In these circumstances, there is a pushing of the political opposition. We’re speaking about the so-called Supreme Negotiations Committee (with headquarters in Riyadh) and the National Coalition of Opposition and the Revolutionary Forces (with headquarters in Istanbul).
According to the above mentioned analyst, the Supreme Committee is losing its “monopoly” to represent opposition groups, which it enjoyed at the previous stages of the negotiations in Geneva, since armed groups are turning their backs, both completely or partially, on the their foreign sponsors, including the Persian Gulf monarchies.

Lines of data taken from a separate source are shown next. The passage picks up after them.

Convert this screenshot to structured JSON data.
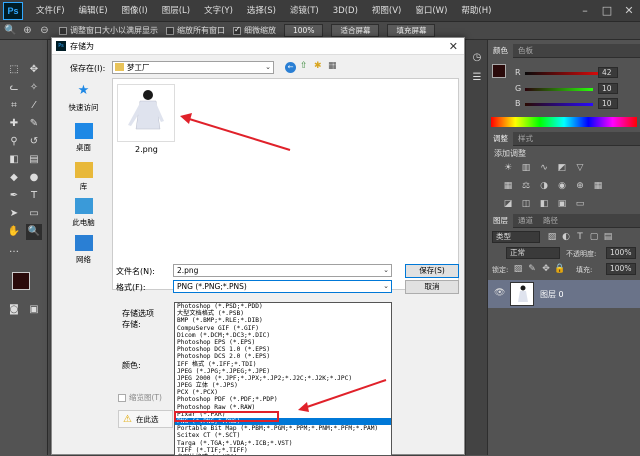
{
  "app": {
    "logo": "Ps"
  },
  "menu": [
    "文件(F)",
    "编辑(E)",
    "图像(I)",
    "图层(L)",
    "文字(Y)",
    "选择(S)",
    "滤镜(T)",
    "3D(D)",
    "视图(V)",
    "窗口(W)",
    "帮助(H)"
  ],
  "options_bar": {
    "resize_windows": "调整窗口大小以满屏显示",
    "zoom_all": "缩放所有窗口",
    "scrubby_zoom": "细微缩放",
    "zoom_pct": "100%",
    "fit_screen": "适合屏幕",
    "fill_screen": "填充屏幕"
  },
  "dialog": {
    "title": "存储为",
    "save_in_label": "保存在(I):",
    "save_in_value": "梦工厂",
    "places": [
      "快速访问",
      "桌面",
      "库",
      "此电脑",
      "网络"
    ],
    "file_name": "2.png",
    "filename_label": "文件名(N):",
    "filename_value": "2.png",
    "format_label": "格式(F):",
    "format_value": "PNG (*.PNG;*.PNS)",
    "save_btn": "保存(S)",
    "cancel_btn": "取消",
    "save_options": "存储选项",
    "store_label": "存储:",
    "color_label": "颜色:",
    "thumb_label": "缩览图(T)",
    "warning_text": "在此选",
    "formats": [
      "Photoshop (*.PSD;*.PDD)",
      "大型文档格式 (*.PSB)",
      "BMP (*.BMP;*.RLE;*.DIB)",
      "CompuServe GIF (*.GIF)",
      "Dicom (*.DCM;*.DC3;*.DIC)",
      "Photoshop EPS (*.EPS)",
      "Photoshop DCS 1.0 (*.EPS)",
      "Photoshop DCS 2.0 (*.EPS)",
      "IFF 格式 (*.IFF;*.TDI)",
      "JPEG (*.JPG;*.JPEG;*.JPE)",
      "JPEG 2000 (*.JPF;*.JPX;*.JP2;*.J2C;*.J2K;*.JPC)",
      "JPEG 立体 (*.JPS)",
      "PCX (*.PCX)",
      "Photoshop PDF (*.PDF;*.PDP)",
      "Photoshop Raw (*.RAW)",
      "Pixar (*.PXR)",
      "PNG (*.PNG;*.PNS)",
      "Portable Bit Map (*.PBM;*.PGM;*.PPM;*.PNM;*.PFM;*.PAM)",
      "Scitex CT (*.SCT)",
      "Targa (*.TGA;*.VDA;*.ICB;*.VST)",
      "TIFF (*.TIF;*.TIFF)",
      "多图片格式 (*.MPO)"
    ],
    "selected_format_index": 16
  },
  "panels": {
    "color_tabs": [
      "颜色",
      "色板"
    ],
    "r_label": "R",
    "r_value": "42",
    "g_label": "G",
    "g_value": "10",
    "b_label": "B",
    "b_value": "10",
    "adjust_tabs": [
      "调整",
      "样式"
    ],
    "adjust_title": "添加调整",
    "layer_tabs": [
      "图层",
      "通道",
      "路径"
    ],
    "kind": "类型",
    "blend": "正常",
    "opacity_label": "不透明度:",
    "opacity": "100%",
    "lock_label": "锁定:",
    "fill_label": "填充:",
    "fill": "100%",
    "layer_name": "图层 0"
  },
  "colors": {
    "foreground": "#2a0a0a",
    "background": "#f08a8a",
    "accent": "#0078d7",
    "annotation": "#e0212a"
  }
}
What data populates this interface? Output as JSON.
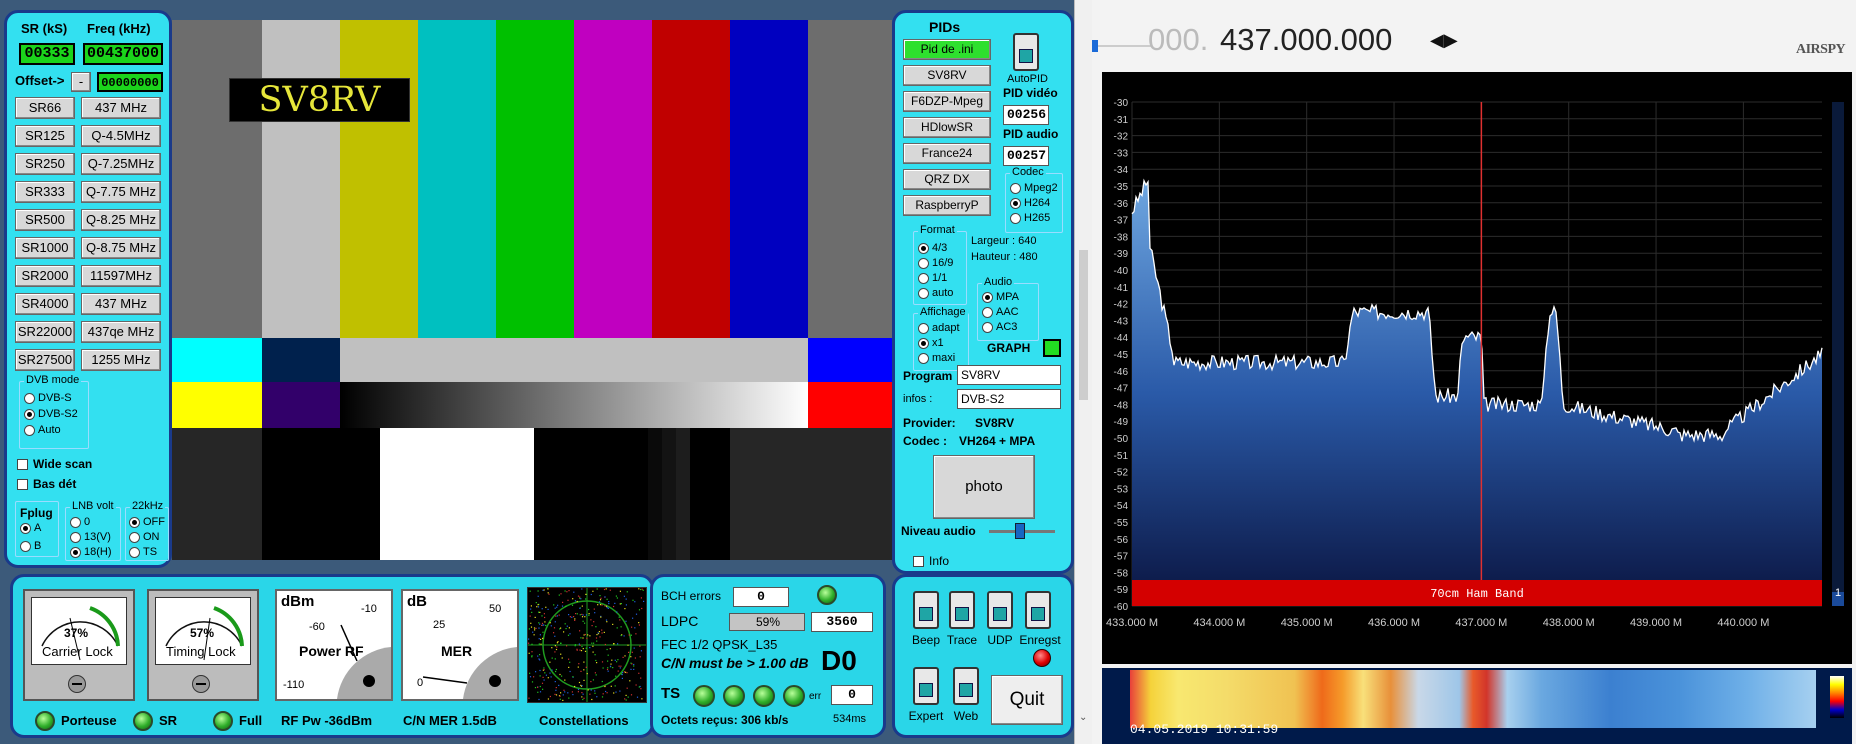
{
  "left": {
    "sr_label": "SR (kS)",
    "freq_label": "Freq (kHz)",
    "sr_value": "00333",
    "freq_value": "00437000",
    "offset_label": "Offset->",
    "offset_sign": "-",
    "offset_value": "00000000",
    "sr_buttons": [
      "SR66",
      "SR125",
      "SR250",
      "SR333",
      "SR500",
      "SR1000",
      "SR2000",
      "SR4000",
      "SR22000",
      "SR27500"
    ],
    "freq_buttons": [
      "437 MHz",
      "Q-4.5MHz",
      "Q-7.25MHz",
      "Q-7.75 MHz",
      "Q-8.25 MHz",
      "Q-8.75 MHz",
      "11597MHz",
      "437 MHz",
      "437qe MHz",
      "1255 MHz"
    ],
    "dvb_title": "DVB mode",
    "dvb_options": [
      "DVB-S",
      "DVB-S2",
      "Auto"
    ],
    "dvb_selected": "DVB-S2",
    "wide_scan": "Wide scan",
    "bas_det": "Bas dét",
    "fplug_title": "Fplug",
    "fplug_options": [
      "A",
      "B"
    ],
    "lnb_title": "LNB volt",
    "lnb_options": [
      "0",
      "13(V)",
      "18(H)"
    ],
    "khz_title": "22kHz",
    "khz_options": [
      "OFF",
      "ON",
      "TS"
    ]
  },
  "video": {
    "callsign": "SV8RV"
  },
  "pids": {
    "title": "PIDs",
    "buttons": [
      "Pid de .ini",
      "SV8RV",
      "F6DZP-Mpeg",
      "HDlowSR",
      "France24",
      "QRZ DX",
      "RaspberryP"
    ],
    "autopid": "AutoPID",
    "pid_video_label": "PID vidéo",
    "pid_video": "00256",
    "pid_audio_label": "PID audio",
    "pid_audio": "00257",
    "codec_title": "Codec",
    "codec_options": [
      "Mpeg2",
      "H264",
      "H265"
    ],
    "format_title": "Format",
    "format_options": [
      "4/3",
      "16/9",
      "1/1",
      "auto"
    ],
    "largeur": "Largeur :   640",
    "hauteur": "Hauteur :  480",
    "audio_title": "Audio",
    "audio_options": [
      "MPA",
      "AAC",
      "AC3"
    ],
    "affichage_title": "Affichage",
    "affichage_options": [
      "adapt",
      "x1",
      "maxi"
    ],
    "graph_label": "GRAPH",
    "program_label": "Program",
    "program_value": "SV8RV",
    "infos_label": "infos :",
    "infos_value": "DVB-S2",
    "provider_label": "Provider:",
    "provider_value": "SV8RV",
    "codec_label": "Codec :",
    "codec_value": "VH264 + MPA",
    "photo": "photo",
    "niveau_audio": "Niveau audio",
    "info": "Info"
  },
  "meters": {
    "carrier_pct": "37%",
    "carrier_label": "Carrier Lock",
    "timing_pct": "57%",
    "timing_label": "Timing Lock",
    "dbm_unit": "dBm",
    "dbm_ticks": [
      "-60",
      "-10",
      "-110"
    ],
    "power_label": "Power RF",
    "db_unit": "dB",
    "db_ticks": [
      "25",
      "50",
      "0"
    ],
    "mer_label": "MER",
    "porteuse": "Porteuse",
    "sr": "SR",
    "full": "Full",
    "rf_pw": "RF Pw -36dBm",
    "cn_mer": "C/N MER 1.5dB",
    "constellations": "Constellations"
  },
  "status": {
    "bch_label": "BCH errors",
    "bch_value": "0",
    "ldpc_label": "LDPC",
    "ldpc_pct": "59%",
    "ldpc_fill": 0.59,
    "ldpc_value": "3560",
    "fec": "FEC   1/2 QPSK_L35",
    "cn_must": "C/N must be > 1.00 dB",
    "d0": "D0",
    "ts_label": "TS",
    "err_label": "err",
    "err_value": "0",
    "octets": "Octets reçus: 306 kb/s",
    "ms": "534ms"
  },
  "controls": {
    "switches": [
      "Beep",
      "Trace",
      "UDP",
      "Enregst",
      "Expert",
      "Web"
    ],
    "quit": "Quit"
  },
  "sdr": {
    "freq_dim": "000.",
    "freq_main": "437.000.000",
    "brand": "AIRSPY",
    "ylabels": [
      "-30",
      "-31",
      "-32",
      "-33",
      "-34",
      "-35",
      "-36",
      "-37",
      "-38",
      "-39",
      "-40",
      "-41",
      "-42",
      "-43",
      "-44",
      "-45",
      "-46",
      "-47",
      "-48",
      "-49",
      "-50",
      "-51",
      "-52",
      "-53",
      "-54",
      "-55",
      "-56",
      "-57",
      "-58",
      "-59",
      "-60"
    ],
    "xlabels": [
      "433.000 M",
      "434.000 M",
      "435.000 M",
      "436.000 M",
      "437.000 M",
      "438.000 M",
      "439.000 M",
      "440.000 M"
    ],
    "band_label": "70cm Ham Band",
    "scroll_num": "1",
    "timestamp": "04.05.2019 10:31:59"
  }
}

This Arab analyst is convinced that we can be talking about a veritable breakthrough. It is possible, he notes, that the conference in Astana will be the turning point in the Syrian conflict where the previous regional balance of powers will change.
Other Arab authors still warn the negotiators that there is a significant number of militant groups who have not accepted the ceasefire and who still control a pretty large chunk of the Syrian territory.

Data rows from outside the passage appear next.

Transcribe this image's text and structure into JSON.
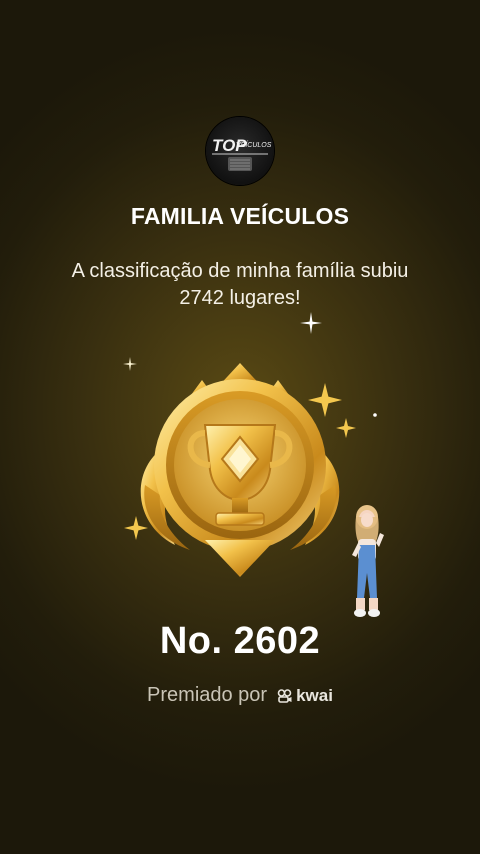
{
  "header": {
    "logo_text_top": "TOP",
    "logo_text_bottom": "VEÍCULOS",
    "family_name": "FAMILIA VEÍCULOS",
    "message": "A classificação de minha família subiu 2742 lugares!"
  },
  "badge": {
    "icon": "gold-trophy-medal",
    "rank_label": "No. 2602"
  },
  "footer": {
    "awarded_by_label": "Premiado por",
    "brand_name": "kwai"
  },
  "colors": {
    "background": "#2a230c",
    "gold": "#e8b93a",
    "text": "#ffffff",
    "muted_text": "#c9c4b6"
  }
}
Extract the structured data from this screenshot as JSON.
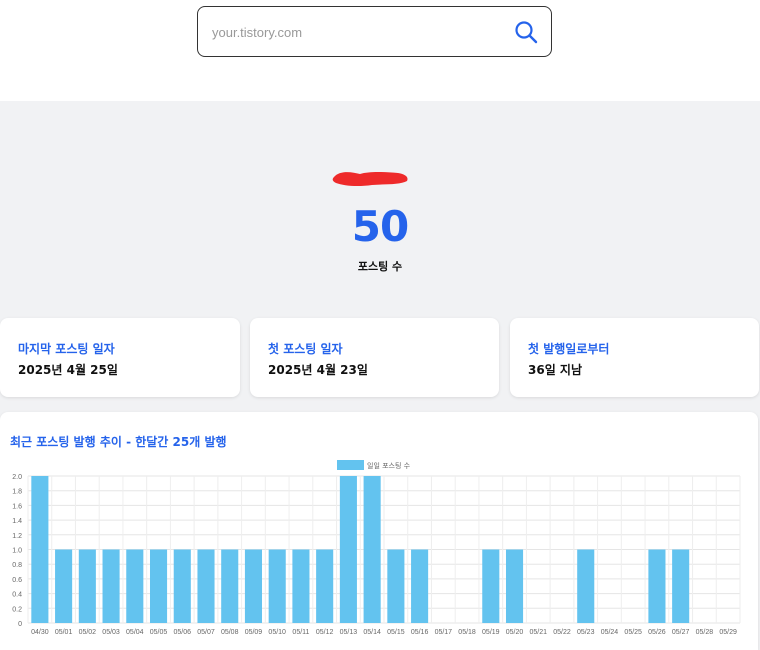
{
  "search": {
    "placeholder": "your.tistory.com",
    "icon": "search-icon"
  },
  "blog": {
    "post_count": "50",
    "post_count_label": "포스팅 수"
  },
  "cards": [
    {
      "title": "마지막 포스팅 일자",
      "value": "2025년 4월 25일"
    },
    {
      "title": "첫 포스팅 일자",
      "value": "2025년 4월 23일"
    },
    {
      "title": "첫 발행일로부터",
      "value": "36일 지남"
    }
  ],
  "chart": {
    "title": "최근 포스팅 발행 추이 - 한달간 25개 발행"
  },
  "colors": {
    "accent": "#2563eb",
    "bar": "#63c3ef",
    "band": "#f1f2f4"
  },
  "chart_data": {
    "type": "bar",
    "categories": [
      "04/30",
      "05/01",
      "05/02",
      "05/03",
      "05/04",
      "05/05",
      "05/06",
      "05/07",
      "05/08",
      "05/09",
      "05/10",
      "05/11",
      "05/12",
      "05/13",
      "05/14",
      "05/15",
      "05/16",
      "05/17",
      "05/18",
      "05/19",
      "05/20",
      "05/21",
      "05/22",
      "05/23",
      "05/24",
      "05/25",
      "05/26",
      "05/27",
      "05/28",
      "05/29"
    ],
    "series": [
      {
        "name": "일일 포스팅 수",
        "values": [
          2,
          1,
          1,
          1,
          1,
          1,
          1,
          1,
          1,
          1,
          1,
          1,
          1,
          2,
          2,
          1,
          1,
          0,
          0,
          1,
          1,
          0,
          0,
          1,
          0,
          0,
          1,
          1,
          0,
          0
        ]
      }
    ],
    "ylim": [
      0,
      2
    ],
    "yticks": [
      "0",
      "0.2",
      "0.4",
      "0.6",
      "0.8",
      "1.0",
      "1.2",
      "1.4",
      "1.6",
      "1.8",
      "2.0"
    ],
    "grid": true,
    "legend": "top-center"
  }
}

The majority of the representatives of the so-called Syrian political opposition are warily watching the preparations for the Astana meeting. They carry on their claims that Damascus is getting “increasingly dependent” on its partners, while a number of media sources are making all sorts of allegations about “new contradictions between Damascus and its allies,” etc.

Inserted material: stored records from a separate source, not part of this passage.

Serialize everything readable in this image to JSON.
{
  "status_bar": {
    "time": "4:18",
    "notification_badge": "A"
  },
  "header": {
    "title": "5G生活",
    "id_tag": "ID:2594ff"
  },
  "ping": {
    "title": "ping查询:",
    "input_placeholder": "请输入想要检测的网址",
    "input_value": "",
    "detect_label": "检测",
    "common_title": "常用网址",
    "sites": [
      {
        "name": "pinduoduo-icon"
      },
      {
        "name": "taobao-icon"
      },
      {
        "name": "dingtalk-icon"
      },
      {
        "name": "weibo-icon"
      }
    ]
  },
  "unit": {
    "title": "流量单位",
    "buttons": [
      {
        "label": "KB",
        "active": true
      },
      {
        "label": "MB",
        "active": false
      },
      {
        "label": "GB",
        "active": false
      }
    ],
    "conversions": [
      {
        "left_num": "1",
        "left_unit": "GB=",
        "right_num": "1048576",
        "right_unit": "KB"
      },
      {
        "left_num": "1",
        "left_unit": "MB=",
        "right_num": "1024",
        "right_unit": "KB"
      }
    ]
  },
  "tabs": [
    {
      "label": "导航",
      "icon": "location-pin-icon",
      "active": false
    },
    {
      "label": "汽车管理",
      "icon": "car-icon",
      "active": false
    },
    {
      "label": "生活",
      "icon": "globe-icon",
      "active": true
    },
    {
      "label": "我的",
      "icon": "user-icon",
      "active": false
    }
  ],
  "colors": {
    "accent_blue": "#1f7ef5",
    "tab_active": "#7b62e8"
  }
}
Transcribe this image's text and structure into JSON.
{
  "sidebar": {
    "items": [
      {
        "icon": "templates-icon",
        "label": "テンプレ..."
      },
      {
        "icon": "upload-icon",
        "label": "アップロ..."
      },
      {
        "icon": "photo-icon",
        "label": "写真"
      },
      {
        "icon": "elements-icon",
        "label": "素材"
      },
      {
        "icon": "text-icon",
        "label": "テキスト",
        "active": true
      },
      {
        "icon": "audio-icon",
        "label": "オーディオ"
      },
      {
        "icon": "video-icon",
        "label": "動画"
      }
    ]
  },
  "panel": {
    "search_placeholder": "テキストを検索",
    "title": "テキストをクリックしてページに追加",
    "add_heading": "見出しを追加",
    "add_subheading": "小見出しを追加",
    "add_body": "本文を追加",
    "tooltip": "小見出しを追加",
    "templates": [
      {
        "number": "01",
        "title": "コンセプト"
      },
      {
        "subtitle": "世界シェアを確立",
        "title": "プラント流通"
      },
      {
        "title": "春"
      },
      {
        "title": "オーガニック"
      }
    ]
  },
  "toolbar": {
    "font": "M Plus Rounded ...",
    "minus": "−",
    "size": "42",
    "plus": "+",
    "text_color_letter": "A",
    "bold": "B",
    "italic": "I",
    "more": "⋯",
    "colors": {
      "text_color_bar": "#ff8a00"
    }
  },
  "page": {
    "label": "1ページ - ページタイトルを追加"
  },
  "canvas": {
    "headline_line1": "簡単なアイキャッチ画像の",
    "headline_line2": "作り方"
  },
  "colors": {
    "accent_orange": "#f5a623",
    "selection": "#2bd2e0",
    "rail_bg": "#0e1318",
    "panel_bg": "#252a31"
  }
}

According to the Jordanian journalist Muhammad Khatyn, Astana has become a real alternative to Geneva, opening the road for the creation of a Syrian federal state.
A number of regional media sources perceives the importance of the meeting in Astana in a broader context that goes far beyond the scope of the Syrian crisis. Thus, according to the Lebanese TV channel “Al-Mayadin,” the trilateral statement of the Iran-Russia-Turkey in Moscow opens the field for broader political talks between them to expand the vital economic and other ties enjoyed by these states.
The TV station is convinced that Russia and Iran are happy to get Turkey involved in the implementation of the major Eurasian project, as an alternative to the European Union. The fact that former Soviet republics will get involved in this project will make it easier for Ankara to make a choice, since it has a common linguistic, ethnic and historical background with a number of those.
On the other hand, those states have fully developed ties with Iran, while the latter is also interested in deepening them in the light of the new US administration planning to review the bilateral nuclear deal. However, the ongoing crisis in Syria, fueled from outside, prevents the three states from reaching a higher level of economic cooperation.
This is an important factor to consider when assessing the upcoming meeting in Astana and its results, concludes the Al-Mayadin television channel. It’s pretty symbolic that the name Astana is of Turko-Iranian origin.
Yury Zinin, Leading Research Fellow at the Moscow State Institute of International Relations (MGIMO), exclusively for the online magazine “New Eastern Outlook.”
Jim W. Dean Archives 2009-2014